_THE RECORDS_
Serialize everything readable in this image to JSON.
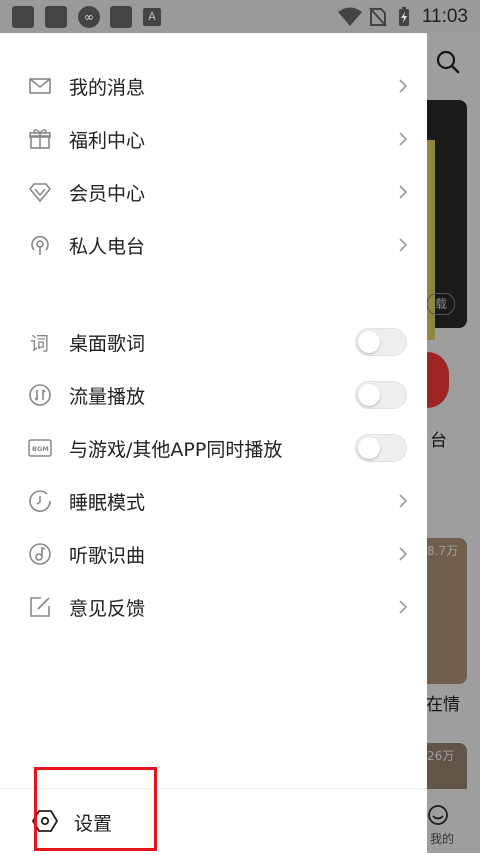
{
  "status_bar": {
    "time": "11:03",
    "icons": [
      "app-icon",
      "app-icon",
      "infinity-icon",
      "app-icon",
      "a-icon",
      "wifi-icon",
      "no-sim-icon",
      "battery-charging-icon"
    ]
  },
  "background": {
    "tag_text": "载",
    "radio_label": "台",
    "thumb1_count": "8.7万",
    "qing_label": "在情",
    "thumb2_count": "26万",
    "tab_label": "我的"
  },
  "menu": {
    "group1": [
      {
        "label": "我的消息",
        "icon": "mail-icon"
      },
      {
        "label": "福利中心",
        "icon": "gift-icon"
      },
      {
        "label": "会员中心",
        "icon": "diamond-icon"
      },
      {
        "label": "私人电台",
        "icon": "radio-icon"
      }
    ],
    "group2": [
      {
        "label": "桌面歌词",
        "icon": "lyrics-icon",
        "type": "toggle",
        "on": false
      },
      {
        "label": "流量播放",
        "icon": "data-icon",
        "type": "toggle",
        "on": false
      },
      {
        "label": "与游戏/其他APP同时播放",
        "icon": "bgm-icon",
        "type": "toggle",
        "on": false
      },
      {
        "label": "睡眠模式",
        "icon": "clock-icon",
        "type": "chevron"
      },
      {
        "label": "听歌识曲",
        "icon": "music-note-icon",
        "type": "chevron"
      },
      {
        "label": "意见反馈",
        "icon": "feedback-icon",
        "type": "chevron"
      }
    ]
  },
  "settings": {
    "label": "设置",
    "icon": "settings-icon"
  },
  "colors": {
    "highlight": "#e5141a",
    "toggle_off": "#eeeeee",
    "icon_gray": "#888888"
  }
}
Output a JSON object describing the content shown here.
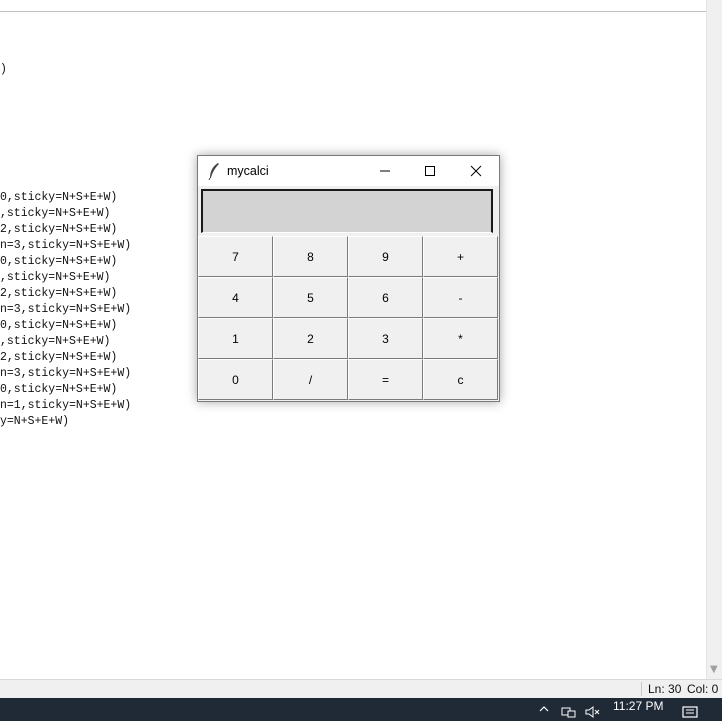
{
  "editor": {
    "lines": [
      ")",
      "0,sticky=N+S+E+W)",
      ",sticky=N+S+E+W)",
      "2,sticky=N+S+E+W)",
      "n=3,sticky=N+S+E+W)",
      "0,sticky=N+S+E+W)",
      ",sticky=N+S+E+W)",
      "2,sticky=N+S+E+W)",
      "n=3,sticky=N+S+E+W)",
      "0,sticky=N+S+E+W)",
      ",sticky=N+S+E+W)",
      "2,sticky=N+S+E+W)",
      "n=3,sticky=N+S+E+W)",
      "0,sticky=N+S+E+W)",
      "n=1,sticky=N+S+E+W)",
      "y=N+S+E+W)"
    ]
  },
  "statusbar": {
    "line": "Ln: 30",
    "column": "Col: 0"
  },
  "taskbar": {
    "time": "11:27 PM"
  },
  "calc": {
    "title": "mycalci",
    "display_value": "",
    "keys": [
      [
        "7",
        "8",
        "9",
        "+"
      ],
      [
        "4",
        "5",
        "6",
        "-"
      ],
      [
        "1",
        "2",
        "3",
        "*"
      ],
      [
        "0",
        "/",
        "=",
        "c"
      ]
    ]
  }
}
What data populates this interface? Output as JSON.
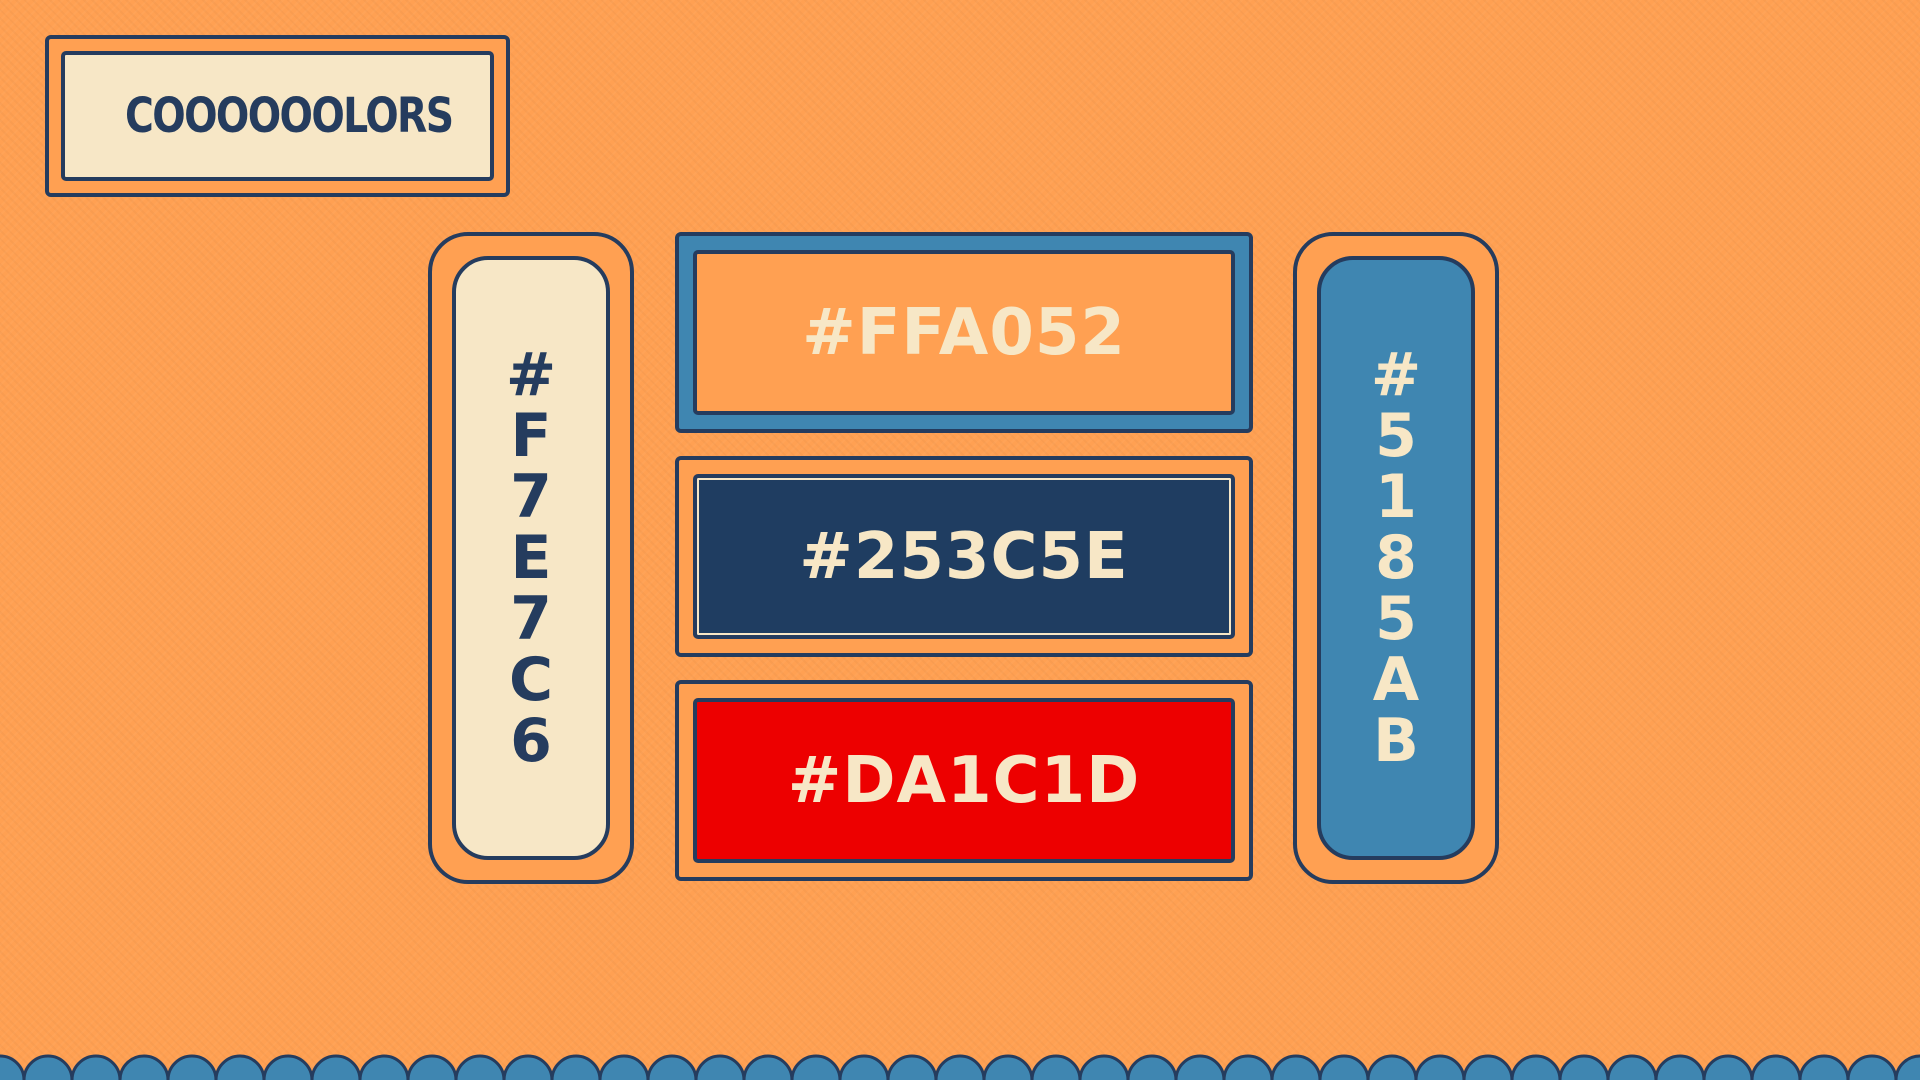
{
  "title": "COOOOOOLORS",
  "swatches": {
    "cream": {
      "label": "#F7E7C6",
      "chars": [
        "#",
        "F",
        "7",
        "E",
        "7",
        "C",
        "6"
      ],
      "color": "#f7e7c6"
    },
    "orange": {
      "label": "#FFA052",
      "color": "#ffa052"
    },
    "navy": {
      "label": "#253C5E",
      "color": "#253c5e"
    },
    "red": {
      "label": "#DA1C1D",
      "color": "#da1c1d"
    },
    "blue": {
      "label": "#5185AB",
      "chars": [
        "#",
        "5",
        "1",
        "8",
        "5",
        "A",
        "B"
      ],
      "color": "#5185ab"
    }
  },
  "colors": {
    "background": "#ffa052",
    "outline": "#253c5e",
    "text_light": "#f7e7c6",
    "wave": "#3f86b1"
  }
}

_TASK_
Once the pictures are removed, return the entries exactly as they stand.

_SOLUTION TO THIS TASK_
Serialize everything readable in this image to JSON.
{
  "status_bar": {
    "time": "11:03",
    "icons": [
      "app-icon",
      "app-icon",
      "infinity-icon",
      "app-icon",
      "a-icon",
      "wifi-icon",
      "no-sim-icon",
      "battery-charging-icon"
    ]
  },
  "background": {
    "tag_text": "载",
    "radio_label": "台",
    "thumb1_count": "8.7万",
    "qing_label": "在情",
    "thumb2_count": "26万",
    "tab_label": "我的"
  },
  "menu": {
    "group1": [
      {
        "label": "我的消息",
        "icon": "mail-icon"
      },
      {
        "label": "福利中心",
        "icon": "gift-icon"
      },
      {
        "label": "会员中心",
        "icon": "diamond-icon"
      },
      {
        "label": "私人电台",
        "icon": "radio-icon"
      }
    ],
    "group2": [
      {
        "label": "桌面歌词",
        "icon": "lyrics-icon",
        "type": "toggle",
        "on": false
      },
      {
        "label": "流量播放",
        "icon": "data-icon",
        "type": "toggle",
        "on": false
      },
      {
        "label": "与游戏/其他APP同时播放",
        "icon": "bgm-icon",
        "type": "toggle",
        "on": false
      },
      {
        "label": "睡眠模式",
        "icon": "clock-icon",
        "type": "chevron"
      },
      {
        "label": "听歌识曲",
        "icon": "music-note-icon",
        "type": "chevron"
      },
      {
        "label": "意见反馈",
        "icon": "feedback-icon",
        "type": "chevron"
      }
    ]
  },
  "settings": {
    "label": "设置",
    "icon": "settings-icon"
  },
  "colors": {
    "highlight": "#e5141a",
    "toggle_off": "#eeeeee",
    "icon_gray": "#888888"
  }
}
Output a JSON object describing the content shown here.
{
  "editor": {
    "lines": [
      ")",
      "0,sticky=N+S+E+W)",
      ",sticky=N+S+E+W)",
      "2,sticky=N+S+E+W)",
      "n=3,sticky=N+S+E+W)",
      "0,sticky=N+S+E+W)",
      ",sticky=N+S+E+W)",
      "2,sticky=N+S+E+W)",
      "n=3,sticky=N+S+E+W)",
      "0,sticky=N+S+E+W)",
      ",sticky=N+S+E+W)",
      "2,sticky=N+S+E+W)",
      "n=3,sticky=N+S+E+W)",
      "0,sticky=N+S+E+W)",
      "n=1,sticky=N+S+E+W)",
      "y=N+S+E+W)"
    ]
  },
  "statusbar": {
    "line": "Ln: 30",
    "column": "Col: 0"
  },
  "taskbar": {
    "time": "11:27 PM"
  },
  "calc": {
    "title": "mycalci",
    "display_value": "",
    "keys": [
      [
        "7",
        "8",
        "9",
        "+"
      ],
      [
        "4",
        "5",
        "6",
        "-"
      ],
      [
        "1",
        "2",
        "3",
        "*"
      ],
      [
        "0",
        "/",
        "=",
        "c"
      ]
    ]
  }
}
What data populates this interface? Output as JSON.
{
  "title": "COOOOOOLORS",
  "swatches": {
    "cream": {
      "label": "#F7E7C6",
      "chars": [
        "#",
        "F",
        "7",
        "E",
        "7",
        "C",
        "6"
      ],
      "color": "#f7e7c6"
    },
    "orange": {
      "label": "#FFA052",
      "color": "#ffa052"
    },
    "navy": {
      "label": "#253C5E",
      "color": "#253c5e"
    },
    "red": {
      "label": "#DA1C1D",
      "color": "#da1c1d"
    },
    "blue": {
      "label": "#5185AB",
      "chars": [
        "#",
        "5",
        "1",
        "8",
        "5",
        "A",
        "B"
      ],
      "color": "#5185ab"
    }
  },
  "colors": {
    "background": "#ffa052",
    "outline": "#253c5e",
    "text_light": "#f7e7c6",
    "wave": "#3f86b1"
  }
}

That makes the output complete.